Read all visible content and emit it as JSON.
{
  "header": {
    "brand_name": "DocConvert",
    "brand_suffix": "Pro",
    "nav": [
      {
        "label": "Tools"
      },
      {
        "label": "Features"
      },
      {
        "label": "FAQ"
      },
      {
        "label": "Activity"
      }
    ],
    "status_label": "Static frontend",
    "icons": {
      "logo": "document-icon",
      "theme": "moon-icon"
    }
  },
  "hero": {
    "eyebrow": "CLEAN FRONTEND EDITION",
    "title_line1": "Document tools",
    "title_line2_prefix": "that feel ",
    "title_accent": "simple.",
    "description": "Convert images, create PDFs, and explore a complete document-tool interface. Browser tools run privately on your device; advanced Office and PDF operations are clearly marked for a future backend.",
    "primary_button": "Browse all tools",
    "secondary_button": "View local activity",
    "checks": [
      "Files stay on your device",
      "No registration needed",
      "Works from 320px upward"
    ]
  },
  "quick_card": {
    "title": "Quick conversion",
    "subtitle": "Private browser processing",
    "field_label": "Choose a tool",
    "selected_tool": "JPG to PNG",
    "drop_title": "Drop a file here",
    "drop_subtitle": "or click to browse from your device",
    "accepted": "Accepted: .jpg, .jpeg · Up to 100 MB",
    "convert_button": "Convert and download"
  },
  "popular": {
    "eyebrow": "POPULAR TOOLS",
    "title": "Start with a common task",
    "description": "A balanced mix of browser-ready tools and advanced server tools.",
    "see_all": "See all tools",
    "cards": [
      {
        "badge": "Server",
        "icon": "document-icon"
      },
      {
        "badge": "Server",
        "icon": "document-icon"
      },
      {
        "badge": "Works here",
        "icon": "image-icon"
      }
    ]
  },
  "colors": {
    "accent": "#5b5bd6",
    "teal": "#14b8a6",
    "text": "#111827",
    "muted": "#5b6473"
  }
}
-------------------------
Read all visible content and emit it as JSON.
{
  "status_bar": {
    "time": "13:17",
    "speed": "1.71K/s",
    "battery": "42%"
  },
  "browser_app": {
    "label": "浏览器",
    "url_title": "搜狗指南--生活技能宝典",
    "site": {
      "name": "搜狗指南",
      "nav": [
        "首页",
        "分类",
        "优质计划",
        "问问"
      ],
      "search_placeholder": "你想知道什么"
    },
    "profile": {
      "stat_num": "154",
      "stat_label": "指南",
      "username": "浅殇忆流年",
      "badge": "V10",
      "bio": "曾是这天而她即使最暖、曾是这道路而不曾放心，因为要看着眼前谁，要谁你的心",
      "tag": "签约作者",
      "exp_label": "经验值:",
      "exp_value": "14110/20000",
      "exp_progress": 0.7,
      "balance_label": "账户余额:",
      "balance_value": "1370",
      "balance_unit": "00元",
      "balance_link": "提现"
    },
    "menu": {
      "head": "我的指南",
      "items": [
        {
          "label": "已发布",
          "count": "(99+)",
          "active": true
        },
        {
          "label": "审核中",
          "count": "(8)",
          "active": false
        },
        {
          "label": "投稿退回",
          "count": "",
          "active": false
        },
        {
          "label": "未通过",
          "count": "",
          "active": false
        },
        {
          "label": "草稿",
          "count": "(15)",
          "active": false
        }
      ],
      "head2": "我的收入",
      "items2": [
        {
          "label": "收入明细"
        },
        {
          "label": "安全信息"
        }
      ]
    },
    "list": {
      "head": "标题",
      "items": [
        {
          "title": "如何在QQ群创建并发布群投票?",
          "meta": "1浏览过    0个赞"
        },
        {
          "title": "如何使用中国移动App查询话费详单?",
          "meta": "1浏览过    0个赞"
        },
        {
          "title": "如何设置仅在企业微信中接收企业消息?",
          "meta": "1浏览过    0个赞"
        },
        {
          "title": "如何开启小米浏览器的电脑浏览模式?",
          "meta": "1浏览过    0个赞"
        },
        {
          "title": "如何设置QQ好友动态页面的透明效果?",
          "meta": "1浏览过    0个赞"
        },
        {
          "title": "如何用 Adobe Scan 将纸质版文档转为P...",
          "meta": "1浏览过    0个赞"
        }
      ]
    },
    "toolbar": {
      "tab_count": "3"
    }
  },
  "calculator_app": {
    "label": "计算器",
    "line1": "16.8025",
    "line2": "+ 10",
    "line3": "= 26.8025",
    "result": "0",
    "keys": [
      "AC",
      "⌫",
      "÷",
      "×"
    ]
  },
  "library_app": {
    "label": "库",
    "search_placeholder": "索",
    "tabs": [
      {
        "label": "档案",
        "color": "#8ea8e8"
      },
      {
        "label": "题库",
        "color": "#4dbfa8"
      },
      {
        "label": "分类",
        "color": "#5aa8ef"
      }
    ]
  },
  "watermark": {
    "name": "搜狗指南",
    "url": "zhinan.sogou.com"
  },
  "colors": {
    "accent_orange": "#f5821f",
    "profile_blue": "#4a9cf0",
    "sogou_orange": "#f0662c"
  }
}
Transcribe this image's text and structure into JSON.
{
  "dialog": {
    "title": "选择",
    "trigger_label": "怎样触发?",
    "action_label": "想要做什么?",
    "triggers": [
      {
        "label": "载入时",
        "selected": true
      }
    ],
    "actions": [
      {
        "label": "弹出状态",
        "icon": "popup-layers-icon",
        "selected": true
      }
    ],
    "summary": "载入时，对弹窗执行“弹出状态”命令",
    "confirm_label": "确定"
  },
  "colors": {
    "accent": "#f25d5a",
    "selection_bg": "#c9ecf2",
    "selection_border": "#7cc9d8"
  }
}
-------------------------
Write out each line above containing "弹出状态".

        "label": "弹出状态",
    "summary": "载入时，对弹窗执行“弹出状态”命令",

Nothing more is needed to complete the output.